_What to do_: The answer should consist of each line from the data below that includes "questions".

==== Dataset excerpts ====

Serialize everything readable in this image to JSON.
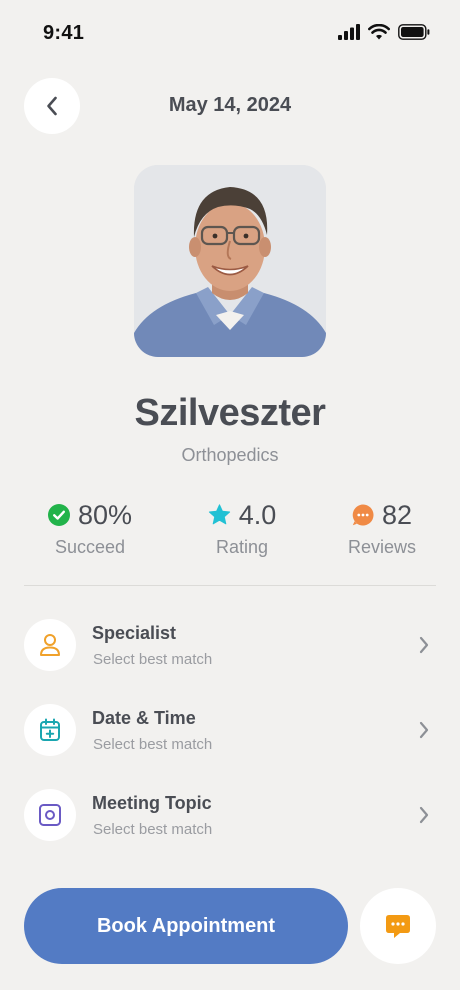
{
  "status_bar": {
    "time": "9:41"
  },
  "header": {
    "date": "May 14, 2024",
    "back_icon": "chevron-left-icon"
  },
  "doctor": {
    "photo": "doctor-portrait",
    "name": "Szilveszter",
    "specialty": "Orthopedics"
  },
  "stats": [
    {
      "value": "80%",
      "label": "Succeed",
      "icon": "check-circle-icon",
      "color": "#22b34a"
    },
    {
      "value": "4.0",
      "label": "Rating",
      "icon": "star-icon",
      "color": "#22c1d4"
    },
    {
      "value": "82",
      "label": "Reviews",
      "icon": "chat-bubble-icon",
      "color": "#f08a45"
    }
  ],
  "options": [
    {
      "title": "Specialist",
      "subtitle": "Select best match",
      "icon": "person-icon",
      "color": "#f0a12a"
    },
    {
      "title": "Date & Time",
      "subtitle": "Select best match",
      "icon": "calendar-icon",
      "color": "#1aa6b0"
    },
    {
      "title": "Meeting Topic",
      "subtitle": "Select best match",
      "icon": "topic-icon",
      "color": "#6a5ac4"
    }
  ],
  "actions": {
    "book_label": "Book Appointment",
    "book_color": "#537bc4",
    "chat_icon": "message-icon",
    "chat_color": "#f39a13"
  }
}
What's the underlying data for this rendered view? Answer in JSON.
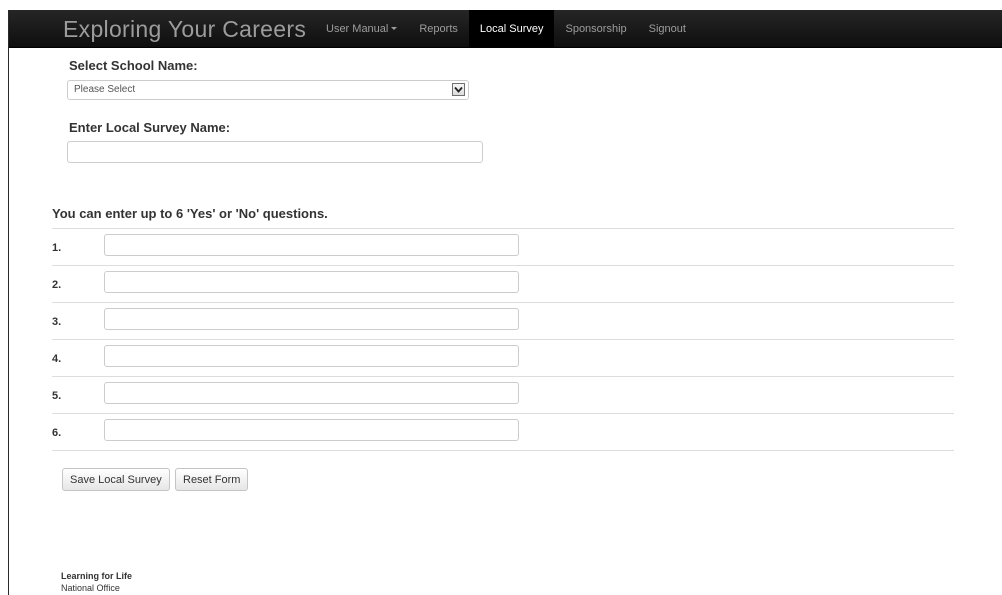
{
  "navbar": {
    "brand": "Exploring Your Careers",
    "items": [
      {
        "label": "User Manual",
        "has_dropdown": true,
        "active": false
      },
      {
        "label": "Reports",
        "has_dropdown": false,
        "active": false
      },
      {
        "label": "Local Survey",
        "has_dropdown": false,
        "active": true
      },
      {
        "label": "Sponsorship",
        "has_dropdown": false,
        "active": false
      },
      {
        "label": "Signout",
        "has_dropdown": false,
        "active": false
      }
    ]
  },
  "form": {
    "school_label": "Select School Name:",
    "school_select_value": "Please Select",
    "survey_name_label": "Enter Local Survey Name:",
    "survey_name_value": "",
    "questions_heading": "You can enter up to 6 'Yes' or 'No' questions.",
    "questions": [
      {
        "number": "1.",
        "value": ""
      },
      {
        "number": "2.",
        "value": ""
      },
      {
        "number": "3.",
        "value": ""
      },
      {
        "number": "4.",
        "value": ""
      },
      {
        "number": "5.",
        "value": ""
      },
      {
        "number": "6.",
        "value": ""
      }
    ],
    "save_button": "Save Local Survey",
    "reset_button": "Reset Form"
  },
  "footer": {
    "org_name": "Learning for Life",
    "office": "National Office"
  },
  "colors": {
    "navbar_bg": "#1a1a1a",
    "nav_active_bg": "#000000",
    "nav_text": "#9d9d9d",
    "border": "#cccccc"
  }
}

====

_Task result_:
    "questions_heading": "You can enter up to 6 'Yes' or 'No' questions.",
    "questions": [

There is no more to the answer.